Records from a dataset
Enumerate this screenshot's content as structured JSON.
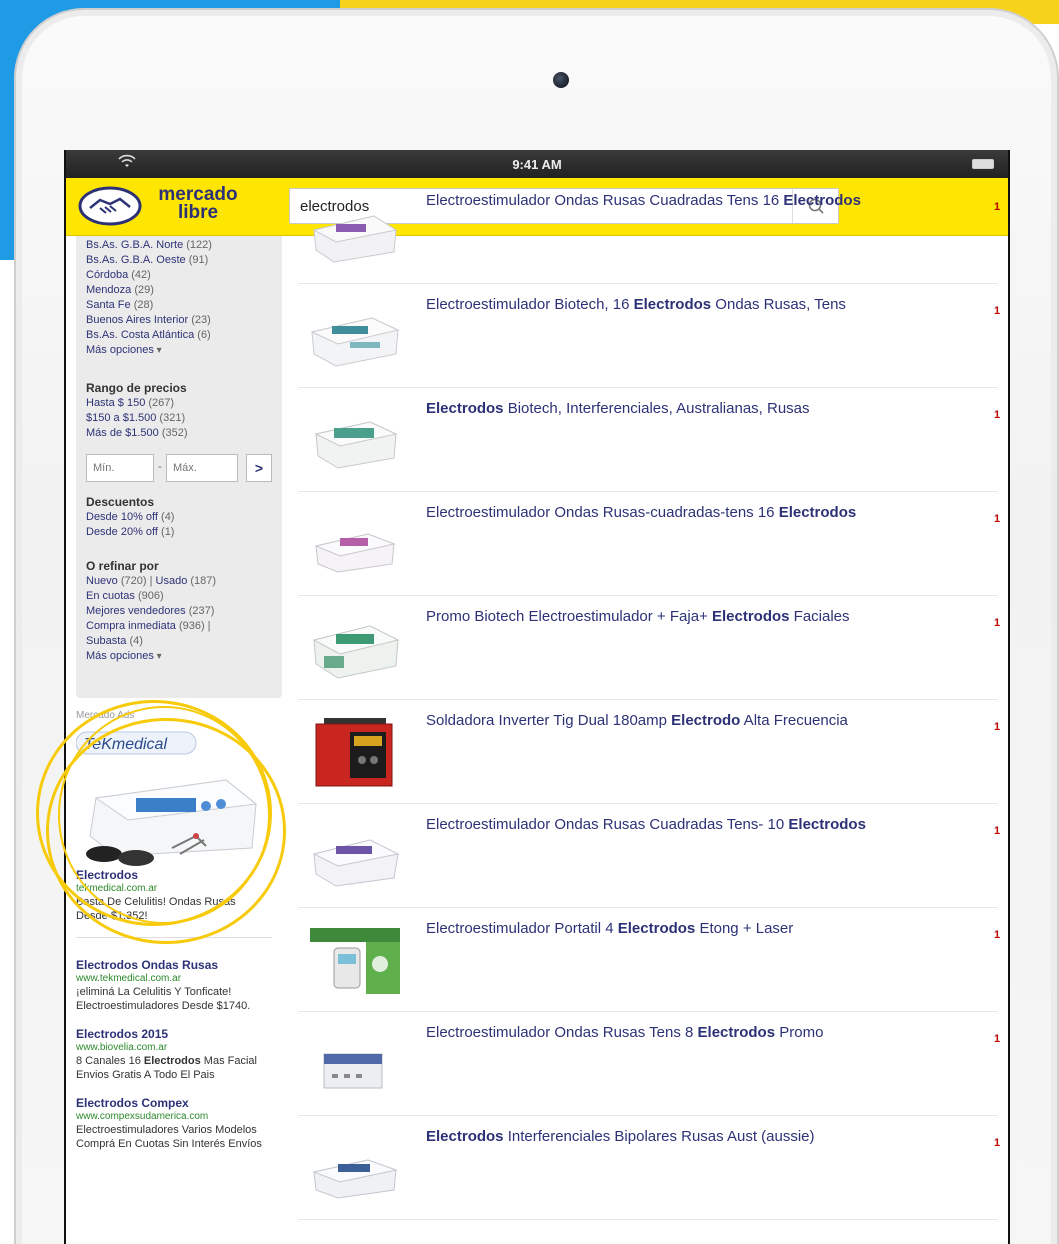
{
  "status_bar": {
    "time": "9:41 AM"
  },
  "brand": {
    "line1": "mercado",
    "line2": "libre"
  },
  "search": {
    "value": "electrodos"
  },
  "filters": {
    "location": [
      {
        "label": "Bs.As. G.B.A. Norte",
        "count": "(122)"
      },
      {
        "label": "Bs.As. G.B.A. Oeste",
        "count": "(91)"
      },
      {
        "label": "Córdoba",
        "count": "(42)"
      },
      {
        "label": "Mendoza",
        "count": "(29)"
      },
      {
        "label": "Santa Fe",
        "count": "(28)"
      },
      {
        "label": "Buenos Aires Interior",
        "count": "(23)"
      },
      {
        "label": "Bs.As. Costa Atlántica",
        "count": "(6)"
      }
    ],
    "location_more": "Más opciones",
    "price_title": "Rango de precios",
    "price": [
      {
        "label": "Hasta $ 150",
        "count": "(267)"
      },
      {
        "label": "$150 a $1.500",
        "count": "(321)"
      },
      {
        "label": "Más de $1.500",
        "count": "(352)"
      }
    ],
    "min_placeholder": "Mín.",
    "max_placeholder": "Máx.",
    "go": ">",
    "discount_title": "Descuentos",
    "discounts": [
      {
        "label": "Desde 10% off",
        "count": "(4)"
      },
      {
        "label": "Desde 20% off",
        "count": "(1)"
      }
    ],
    "refine_title": "O refinar por",
    "refine": {
      "new": "Nuevo",
      "new_count": "(720)",
      "sep": "|",
      "used": "Usado",
      "used_count": "(187)",
      "installments": "En cuotas",
      "installments_count": "(906)",
      "best_sellers": "Mejores vendedores",
      "best_sellers_count": "(237)",
      "buy_now": "Compra inmediata",
      "buy_now_count": "(936) |",
      "auction": "Subasta",
      "auction_count": "(4)"
    },
    "refine_more": "Más opciones"
  },
  "ads": {
    "label": "Mercado Ads",
    "image_brand": "TeKmedical",
    "items": [
      {
        "title": "Electrodos",
        "url": "tekmedical.com.ar",
        "desc": "Basta De Celulitis! Ondas Rusas Desde $1.352!"
      },
      {
        "title": "Electrodos Ondas Rusas",
        "url": "www.tekmedical.com.ar",
        "desc": "¡eliminá La Celulitis Y Tonficate! Electroestimuladores Desde $1740."
      },
      {
        "title": "Electrodos 2015",
        "url": "www.biovelia.com.ar",
        "desc_pre": "8 Canales 16 ",
        "desc_bold": "Electrodos",
        "desc_post": " Mas Facial Envios Gratis A Todo El Pais"
      },
      {
        "title": "Electrodos Compex",
        "url": "www.compexsudamerica.com",
        "desc": "Electroestimuladores Varios Modelos Comprá En Cuotas Sin Interés Envíos"
      }
    ]
  },
  "results": [
    {
      "pre": "Electroestimulador Ondas Rusas Cuadradas Tens 16 ",
      "bold": "Electrodos",
      "post": ""
    },
    {
      "pre": "Electroestimulador Biotech, 16 ",
      "bold": "Electrodos",
      "post": " Ondas Rusas, Tens"
    },
    {
      "pre": "",
      "bold": "Electrodos",
      "post": " Biotech, Interferenciales, Australianas, Rusas"
    },
    {
      "pre": "Electroestimulador Ondas Rusas-cuadradas-tens 16 ",
      "bold": "Electrodos",
      "post": ""
    },
    {
      "pre": "Promo Biotech Electroestimulador + Faja+ ",
      "bold": "Electrodos",
      "post": " Faciales"
    },
    {
      "pre": "Soldadora Inverter Tig Dual 180amp ",
      "bold": "Electrodo",
      "post": " Alta Frecuencia"
    },
    {
      "pre": "Electroestimulador Ondas Rusas Cuadradas Tens- 10 ",
      "bold": "Electrodos",
      "post": ""
    },
    {
      "pre": "Electroestimulador Portatil 4 ",
      "bold": "Electrodos",
      "post": " Etong + Laser"
    },
    {
      "pre": "Electroestimulador Ondas Rusas Tens 8 ",
      "bold": "Electrodos",
      "post": " Promo"
    },
    {
      "pre": "",
      "bold": "Electrodos",
      "post": " Interferenciales Bipolares Rusas Aust (aussie)"
    }
  ],
  "price_fragment": "1",
  "colors": {
    "brand_yellow": "#ffe600",
    "link_blue": "#2d3277",
    "ad_green": "#2c8a2c",
    "highlight_ring": "#f7cb0c",
    "frame_blue": "#1f9be6"
  },
  "icons": [
    "wifi-icon",
    "battery-icon",
    "handshake-logo-icon",
    "search-icon",
    "chevron-down-icon",
    "chevron-right-icon"
  ]
}
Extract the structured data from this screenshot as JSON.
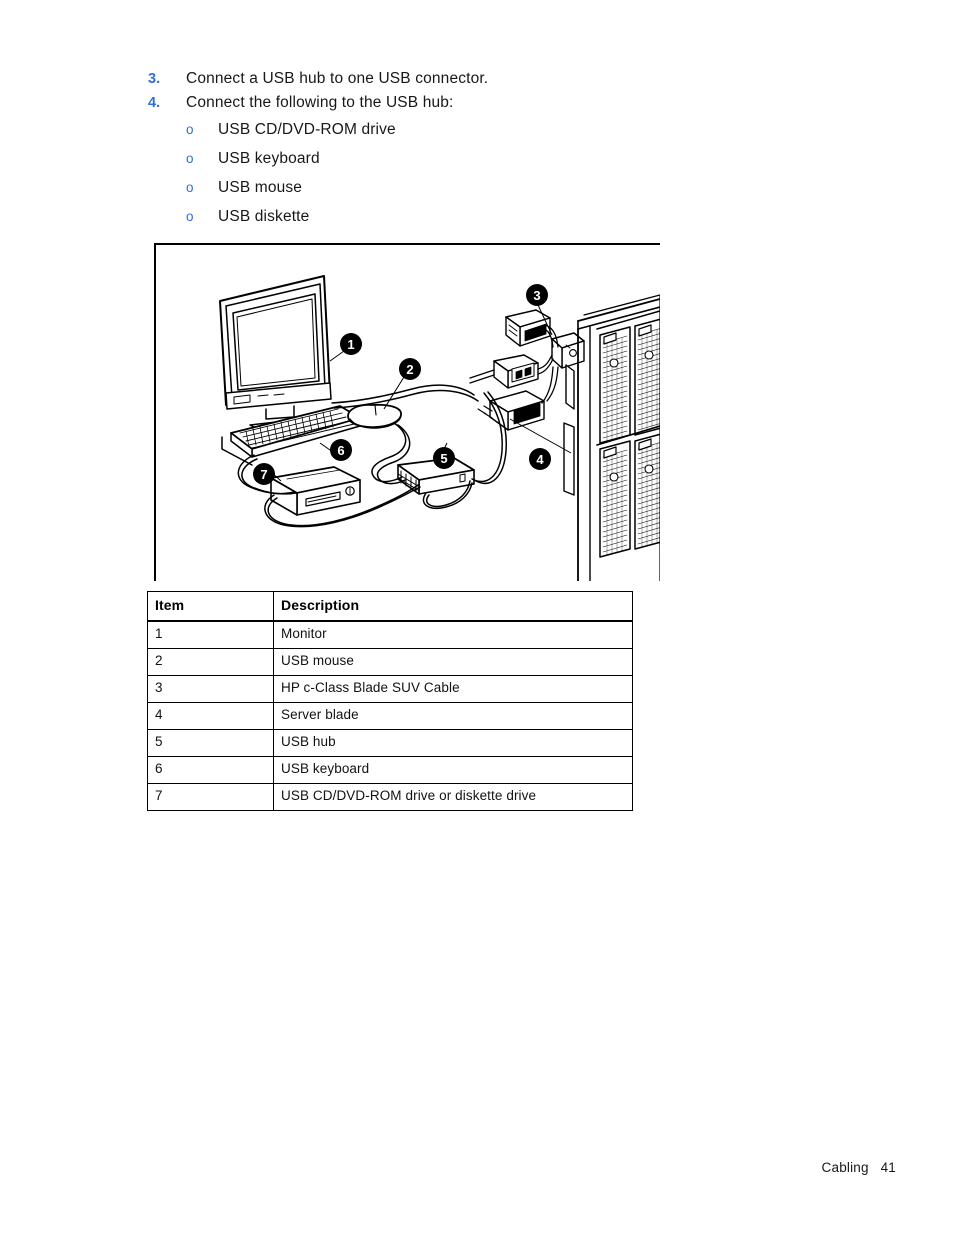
{
  "procedure": {
    "steps": [
      {
        "num": "3.",
        "text": "Connect a USB hub to one USB connector."
      },
      {
        "num": "4.",
        "text": "Connect the following to the USB hub:"
      }
    ],
    "sub_items": [
      {
        "bullet": "o",
        "text": "USB CD/DVD-ROM drive"
      },
      {
        "bullet": "o",
        "text": "USB keyboard"
      },
      {
        "bullet": "o",
        "text": "USB mouse"
      },
      {
        "bullet": "o",
        "text": "USB diskette"
      }
    ],
    "marker_color": "#2f6fdd"
  },
  "figure": {
    "name": "usb-hub-cabling-diagram",
    "callouts": [
      {
        "label": "1",
        "target": "monitor"
      },
      {
        "label": "2",
        "target": "usb-mouse"
      },
      {
        "label": "3",
        "target": "hp-c-class-blade-suv-cable"
      },
      {
        "label": "4",
        "target": "server-blade"
      },
      {
        "label": "5",
        "target": "usb-hub"
      },
      {
        "label": "6",
        "target": "usb-keyboard"
      },
      {
        "label": "7",
        "target": "usb-cd-dvd-rom-drive"
      }
    ]
  },
  "legend_table": {
    "headers": [
      "Item",
      "Description"
    ],
    "rows": [
      {
        "item": "1",
        "description": "Monitor"
      },
      {
        "item": "2",
        "description": "USB mouse"
      },
      {
        "item": "3",
        "description": "HP c-Class Blade SUV Cable"
      },
      {
        "item": "4",
        "description": "Server blade"
      },
      {
        "item": "5",
        "description": "USB hub"
      },
      {
        "item": "6",
        "description": "USB keyboard"
      },
      {
        "item": "7",
        "description": "USB CD/DVD-ROM drive or diskette drive"
      }
    ]
  },
  "footer": {
    "text": "Cabling   41"
  }
}
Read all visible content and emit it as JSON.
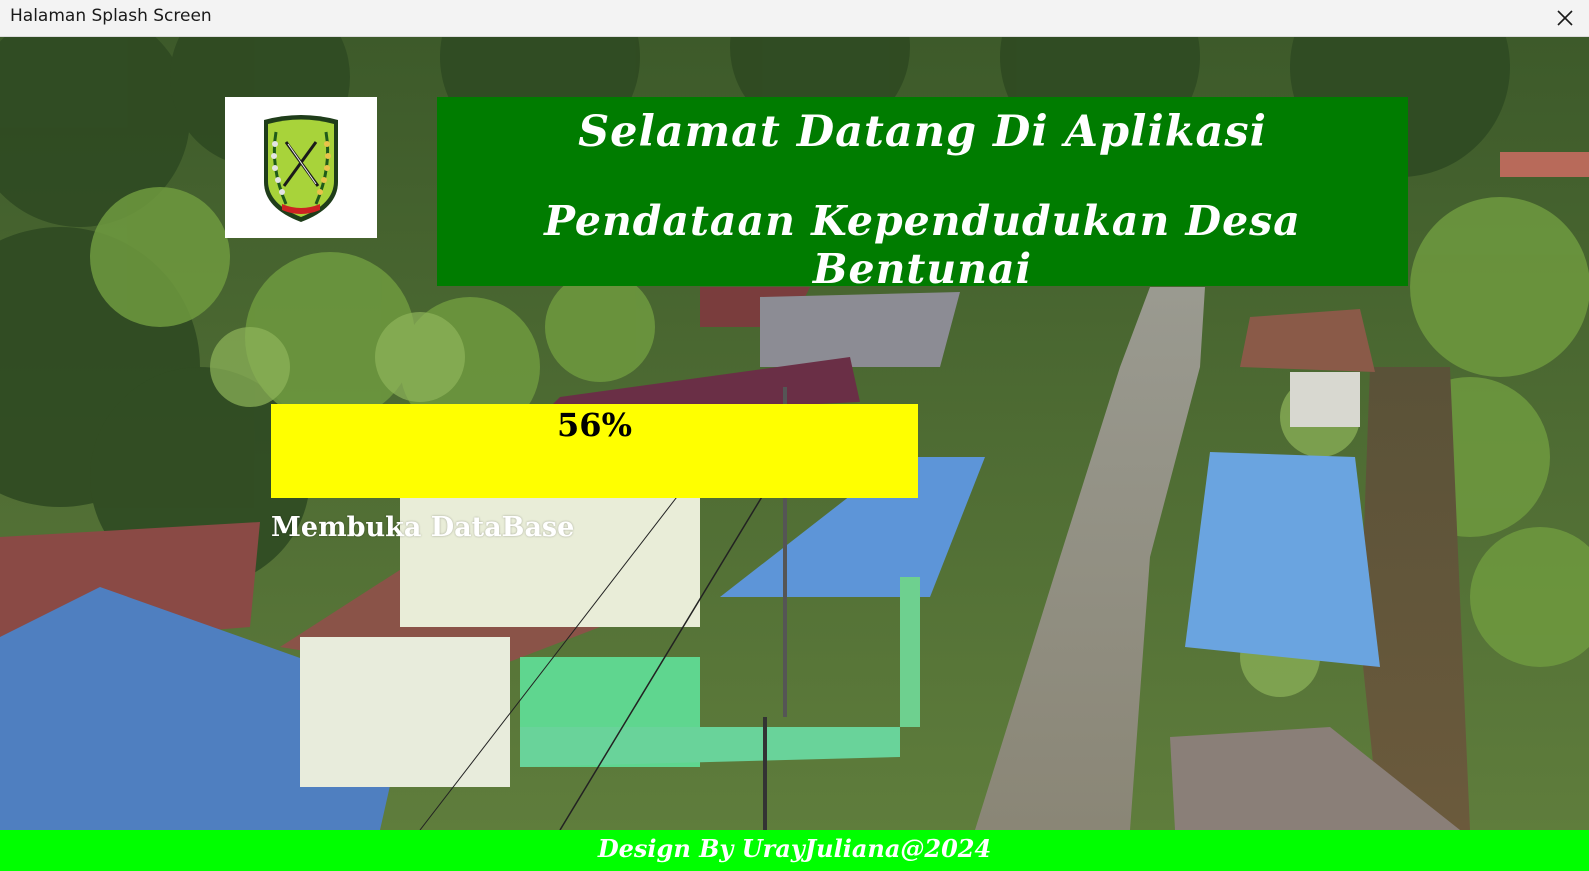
{
  "window": {
    "title": "Halaman Splash Screen",
    "close_icon": "close-icon"
  },
  "background": {
    "description_icon": "village-aerial-photo"
  },
  "logo": {
    "icon": "regency-emblem-icon"
  },
  "banner": {
    "line1": "Selamat Datang Di Aplikasi",
    "line2": "Pendataan Kependudukan Desa Bentunai",
    "color": "#007c00"
  },
  "progress": {
    "value": 56,
    "label": "56%",
    "color": "#ffff00"
  },
  "status": {
    "text": "Membuka DataBase"
  },
  "footer": {
    "text": "Design By UrayJuliana@2024",
    "color": "#00ff00"
  }
}
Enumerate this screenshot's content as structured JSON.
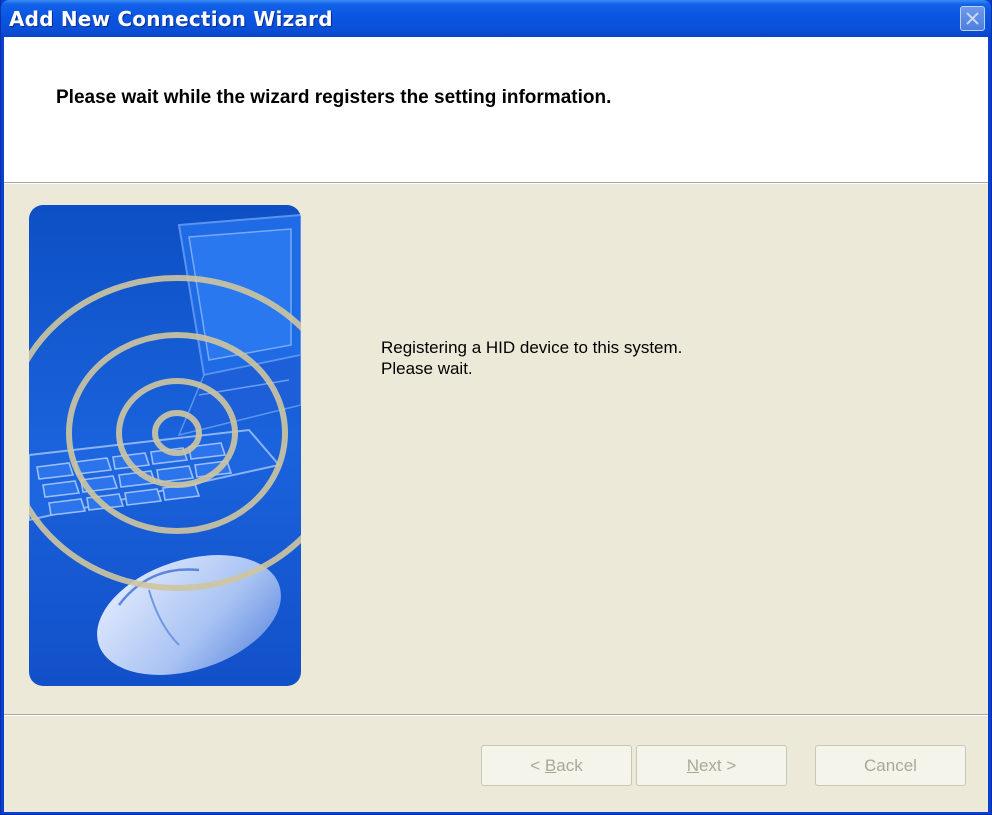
{
  "window": {
    "title": "Add New Connection Wizard"
  },
  "header": {
    "title": "Please wait while the wizard registers the setting information."
  },
  "body": {
    "message_line1": "Registering a HID device to this system.",
    "message_line2": "Please wait."
  },
  "buttons": {
    "back": {
      "prefix": "< ",
      "mnemonic": "B",
      "rest": "ack",
      "enabled": false
    },
    "next": {
      "mnemonic": "N",
      "rest": "ext",
      "suffix": " >",
      "enabled": false
    },
    "cancel": {
      "label": "Cancel",
      "enabled": false
    }
  },
  "icons": {
    "close": "close-icon",
    "illustration": "wireless-keyboard-mouse-illustration"
  },
  "colors": {
    "titlebar": "#0a55e2",
    "dialog_face": "#ece9d8",
    "header_band": "#ffffff",
    "illustration_blue": "#1a5fd6",
    "disabled_text": "#aca899"
  }
}
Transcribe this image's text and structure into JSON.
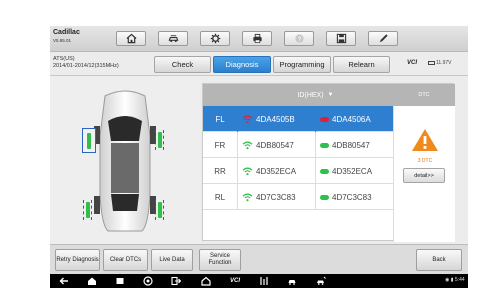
{
  "header": {
    "vehicle": "Cadillac",
    "sub": "V5.95.01",
    "toolbar_icons": [
      "home-icon",
      "car-manager-icon",
      "settings-icon",
      "print-icon",
      "help-icon",
      "save-icon",
      "edit-icon"
    ]
  },
  "info": {
    "line1": "ATS(US)",
    "line2": "2014/01-2014/12(315MHz)",
    "vci_label": "VCI",
    "battery": "11.97V"
  },
  "tabs": [
    {
      "label": "Check",
      "active": false
    },
    {
      "label": "Diagnosis",
      "active": true
    },
    {
      "label": "Programming",
      "active": false
    },
    {
      "label": "Relearn",
      "active": false
    }
  ],
  "table": {
    "id_header": "ID(HEX)",
    "dtc_header": "DTC",
    "rows": [
      {
        "pos": "FL",
        "id1": "4DA4505B",
        "id2": "4DA4506A",
        "status": "fault",
        "selected": true
      },
      {
        "pos": "FR",
        "id1": "4DB80547",
        "id2": "4DB80547",
        "status": "ok",
        "selected": false
      },
      {
        "pos": "RR",
        "id1": "4D352ECA",
        "id2": "4D352ECA",
        "status": "ok",
        "selected": false
      },
      {
        "pos": "RL",
        "id1": "4D7C3C83",
        "id2": "4D7C3C83",
        "status": "ok",
        "selected": false
      }
    ],
    "dtc_count": "3 DTC",
    "detail_label": "detail>>"
  },
  "bottom": {
    "retry": "Retry Diagnosis",
    "clear": "Clear DTCs",
    "live": "Live Data",
    "service": "Service Function",
    "back": "Back"
  },
  "navbar": {
    "time": "5:44"
  },
  "colors": {
    "accent": "#2f7fd0",
    "ok_green": "#2fbf4a",
    "fault_red": "#e0203a",
    "warning": "#f08a1c"
  }
}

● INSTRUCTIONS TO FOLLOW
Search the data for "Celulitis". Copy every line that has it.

● EXERCISE OUTPUT
        "desc": "Basta De Celulitis! Ondas Rusas Desde $1.352!"
        "desc": "¡eliminá La Celulitis Y Tonficate! Electroestimuladores Desde $1740."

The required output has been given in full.